The Figure 1. word cloud illustration does a fantastic job giving context to how honor and shame are conveyed in scripture.

A Middle Way

“Rather than debate whether Paul’s letter and theology have a “center”—justification, God’s righteousness, or something else—this study explores Paul’s message from an honor-shame perspective,” Wu says. When perspectives clash or are heatedly debated, Wu attempts to find a middle way as Jackson Wu explains in this interview [link to podcast part one].

Wu points out that it is through being willing to find the middle way that we are able to gain the cultural perspective needed for accurate interpretation of Paul’s epistle. “To say Westerners cannot have an Eastern perspective effectively nullifies all biblical interpretation. After all, crossing contemporary cultures is exceedingly easier than traveling through time.”

Excellent resources

You’ll wear this book out accessing its resources.
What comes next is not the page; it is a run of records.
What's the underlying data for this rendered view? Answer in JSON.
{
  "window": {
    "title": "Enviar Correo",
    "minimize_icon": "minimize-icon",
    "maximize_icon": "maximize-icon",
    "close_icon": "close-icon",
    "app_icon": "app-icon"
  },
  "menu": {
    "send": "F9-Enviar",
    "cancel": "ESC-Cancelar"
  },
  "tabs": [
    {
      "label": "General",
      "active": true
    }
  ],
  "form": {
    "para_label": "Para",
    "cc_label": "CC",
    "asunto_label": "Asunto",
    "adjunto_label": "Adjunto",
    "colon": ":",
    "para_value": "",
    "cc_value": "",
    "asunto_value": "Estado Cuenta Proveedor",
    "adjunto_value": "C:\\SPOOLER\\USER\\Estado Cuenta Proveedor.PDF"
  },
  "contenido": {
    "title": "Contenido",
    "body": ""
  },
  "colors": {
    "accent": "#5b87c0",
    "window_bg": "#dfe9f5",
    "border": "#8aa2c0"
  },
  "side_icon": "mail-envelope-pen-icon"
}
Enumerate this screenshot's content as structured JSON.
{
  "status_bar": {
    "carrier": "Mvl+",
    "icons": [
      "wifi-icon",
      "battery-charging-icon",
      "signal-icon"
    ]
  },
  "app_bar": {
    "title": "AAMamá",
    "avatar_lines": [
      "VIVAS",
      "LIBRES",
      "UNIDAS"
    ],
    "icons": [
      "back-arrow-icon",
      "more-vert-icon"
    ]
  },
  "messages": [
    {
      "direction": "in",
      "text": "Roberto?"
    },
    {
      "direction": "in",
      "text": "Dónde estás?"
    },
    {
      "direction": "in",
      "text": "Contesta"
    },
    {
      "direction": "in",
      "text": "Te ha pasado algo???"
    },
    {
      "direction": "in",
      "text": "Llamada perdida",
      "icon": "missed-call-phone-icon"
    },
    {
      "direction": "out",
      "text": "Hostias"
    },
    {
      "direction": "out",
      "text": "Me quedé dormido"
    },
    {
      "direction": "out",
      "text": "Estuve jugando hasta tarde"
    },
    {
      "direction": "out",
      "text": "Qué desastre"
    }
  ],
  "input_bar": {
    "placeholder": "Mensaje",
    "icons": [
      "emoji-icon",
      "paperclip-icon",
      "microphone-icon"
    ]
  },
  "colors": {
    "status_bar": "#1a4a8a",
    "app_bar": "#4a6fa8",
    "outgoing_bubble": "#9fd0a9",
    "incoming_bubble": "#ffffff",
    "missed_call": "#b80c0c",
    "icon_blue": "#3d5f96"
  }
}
Extras at the end of this book include:

  1. discussion guide
  2. bibliography
  3. author index
  4. subject index
  5. scripture index

Reading Romans Takes with Eastern Eyes takes approximately 4 hours and 44 minutes to read. That is, if you’re not furiously underlining, taking notes, and Googling all the awesome footnotes. When you look at the Kindle version of “About this book,” you’ll learn that, as of the posting of this review, 1,523 passages have been highlighted 17,344. While this book most likely has a very niche audience, that’s a ton of highlighting. And that’s only in the digital version! In the Kindle app only! This is a book I’ve recommended in my own realm of personal and professional reference to a number of people. Jackson Wu’s work deserves, and I think will earn, a much broader audience. Grab this book for yourself. And get one for a missionary or theology interested friend so you won’t end up giving your only copy away. You’ll definitely want to share it.

Jackson Wu links

» Book by Jackson Wu: One Gospel for All Nations
» Book by Jackson Wu: Reading Romans through Eastern Eyes
» 2020 Honor Shame Conference
» Honor Shame Conference Promo sheet
» Mission One
» Jackson Wu Blog
» Jackson Wu on Facebook
» Jackson Wu on Twitter

Back To Top